I got interested in home healthcare stocks lately after the whole sector's recent selloff due to changes in Medicare/Medicaid payments, as well as the SEC lawsuits of fraudulent actions by the providers. Following is a report on my valuation of Amedisys (AMED) stock, the reason I bought it, the reason I sold it and the lessons I learnt.
- It is the largest player in home health care, which is a very fragmented industry.
- The home health care industry is set to grow 50% by 2020 because of aging demographics. Home health care makes a lot of sense when you compare it to the cost of treatment within hospitals.
- To top it off, most elderly people prefer in-home health care over a hospital stay.
- Amedisys has grown significantly by acquiring offices and reducing their costs by centralizing management cost. Hence, it has an economy of scale advantage. This seems to help it obtain industry leading operating margins and free cash flow. Acquisition and consolidation has been going on in this sector since 2000 because an acquiring company can make existing offices more profitable by centralizing fixed costs.
- Free cash flow for 2009 was 125M
- Expected free cash flow for 2010 is 130M
- With a market cap of 700M and debt of 200M, the enterprise value/FCF = 7 for 2010, which looks like an awesome buy for a growth company.

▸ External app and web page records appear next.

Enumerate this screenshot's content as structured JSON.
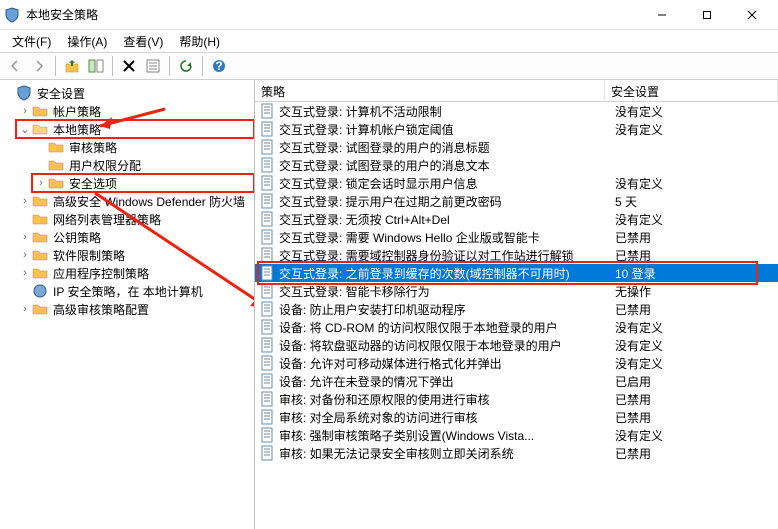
{
  "window": {
    "title": "本地安全策略"
  },
  "menu": {
    "file": "文件(F)",
    "action": "操作(A)",
    "view": "查看(V)",
    "help": "帮助(H)"
  },
  "tree": {
    "root": "安全设置",
    "account": "帐户策略",
    "local": "本地策略",
    "audit": "审核策略",
    "userrights": "用户权限分配",
    "secopts": "安全选项",
    "defender": "高级安全 Windows Defender 防火墙",
    "netlist": "网络列表管理器策略",
    "pubkey": "公钥策略",
    "softrest": "软件限制策略",
    "appctrl": "应用程序控制策略",
    "ipsec": "IP 安全策略，在 本地计算机",
    "advaudit": "高级审核策略配置"
  },
  "cols": {
    "policy": "策略",
    "setting": "安全设置"
  },
  "rows": [
    {
      "p": "交互式登录: 计算机不活动限制",
      "s": "没有定义"
    },
    {
      "p": "交互式登录: 计算机帐户锁定阈值",
      "s": "没有定义"
    },
    {
      "p": "交互式登录: 试图登录的用户的消息标题",
      "s": ""
    },
    {
      "p": "交互式登录: 试图登录的用户的消息文本",
      "s": ""
    },
    {
      "p": "交互式登录: 锁定会话时显示用户信息",
      "s": "没有定义"
    },
    {
      "p": "交互式登录: 提示用户在过期之前更改密码",
      "s": "5 天"
    },
    {
      "p": "交互式登录: 无须按 Ctrl+Alt+Del",
      "s": "没有定义"
    },
    {
      "p": "交互式登录: 需要 Windows Hello 企业版或智能卡",
      "s": "已禁用"
    },
    {
      "p": "交互式登录: 需要域控制器身份验证以对工作站进行解锁",
      "s": "已禁用"
    },
    {
      "p": "交互式登录: 之前登录到缓存的次数(域控制器不可用时)",
      "s": "10 登录",
      "sel": true
    },
    {
      "p": "交互式登录: 智能卡移除行为",
      "s": "无操作"
    },
    {
      "p": "设备: 防止用户安装打印机驱动程序",
      "s": "已禁用"
    },
    {
      "p": "设备: 将 CD-ROM 的访问权限仅限于本地登录的用户",
      "s": "没有定义"
    },
    {
      "p": "设备: 将软盘驱动器的访问权限仅限于本地登录的用户",
      "s": "没有定义"
    },
    {
      "p": "设备: 允许对可移动媒体进行格式化并弹出",
      "s": "没有定义"
    },
    {
      "p": "设备: 允许在未登录的情况下弹出",
      "s": "已启用"
    },
    {
      "p": "审核: 对备份和还原权限的使用进行审核",
      "s": "已禁用"
    },
    {
      "p": "审核: 对全局系统对象的访问进行审核",
      "s": "已禁用"
    },
    {
      "p": "审核: 强制审核策略子类别设置(Windows Vista...",
      "s": "没有定义"
    },
    {
      "p": "审核: 如果无法记录安全审核则立即关闭系统",
      "s": "已禁用"
    }
  ]
}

- The CEO founded the company in early 90s and owns 1% of the stock. His salary, even though it is high, is not ridiculous. The directors have been with the company for over 10 years.
- As of 2Q 2010, Amedisys has 116 M in cash and 162LT + 40ST debt ,making the lowest the stock can get zero. The majority of its balance sheet is comprised of goodwill, which shows that when it acquires a business it pays a lot more than the assets of the company. Are those assets worth the premium? At first glance it seems it is worth it since they have contributed to an increase in free cash flow, and Amedisys has reduced outstanding debt quickly as post acquisition.
- In April, the WSJ (see here) basically they accused home health providers of swindling Medicare into paying more by doing more home visits than necessary. The company replied by issuing this shareholder letter.
- It was cheap, even though the downside was zero.
- The accusations of fraud seemed misguided by looking at both Amedisys and WSJ data.
- It operates in a growing industry and has a scale advantage. Any reduction in Medicare reimbursements would negatively impact the smaller players first and hence provide even more opportunity of growth for big players like Amedisys.
- After buying the stock I heard the 1Q and 2Q conference calls. It seems that management has suddenly made significant changes to their operating model since the WSJ article.They are decentralizing their operations while touting this centralization as the reason they were able to have high operating margins. I also read a theory that the centralized version could have allowed them to do Medicare fraud and that they are moving towards the industry standard decentralized model after the WSJ article to hide their existing issues.
- Management did not seem candid. They kept talking about cutting costs by closing offices and bringing the salaried employees to pay per visit reimbursement. But when asked how many offices they plan to close, how much benefit that might have or how many employees are on salaried basis, they declined to disclose. In the company's Q1 conference call, when they announced the closure of unprofitable offices, they said they will give more details in Q2, which they did not. So something is fishy.
- The biggest reason for selling the stock was when I found out that the Medicare reimbursements are going to fall by 5% in 2011 and 5% more in 2012. That will cut their EBIT margin from its current 15% to 5% and reduce the free cash flow by 70%. I should have known this before I purchased the stock.
- Clinician recertification to Amedisys (a process of extending the treatment of a patient, and as a result allowing Amedisys to get paid again for the same patient) fell off a cliff in the month of June and has remained that way. This is very suspicious since that when they said they started decentralizing the operation. Also, it's possible that the doctors are referring to some other agency because the WSJ article highlighted Amedisys. Management was asked multiple times during both conference calls regarding about the sudden drop, and they said that they have no idea what happened. This is definitely very very suspicious. If management does not know what's going on, then who will?
- Lastly, I found a website in which thousands of Amedisys employees reviewed the company. 99% of the people had bad things to say, especially the employees who became part of AMED after acquisition. The work culture was very very stressful and filled with bureaucracy. All the employees said that they would change jobs in an instant if given an option.
- Buy a stock with a worst case downside much higher than 0.
- Do your homework before the purchase.
- Stress the qualitative factors much more than quantitative ones since the former is hardest to evaluate.
- Home health care industry has two segments - one that helps old people do regular chores, etc., and another that takes care of people with acute diseases. The latter segment is called Hospice. In the health care overhaul the reimbursement for this segment has not been reduced. Hence, all of a sudden this seems like the well established segment in the HHA industry. The recent acquisition of Odyssey Healthcare by Gentiva, at a huge premium price, proves this. Amedisys did 95% of the first segment but very little of Hospice.
- Basically, I should stay away from a business whose operating profits could be significantly impacted by government actions.
Disclosure: No positions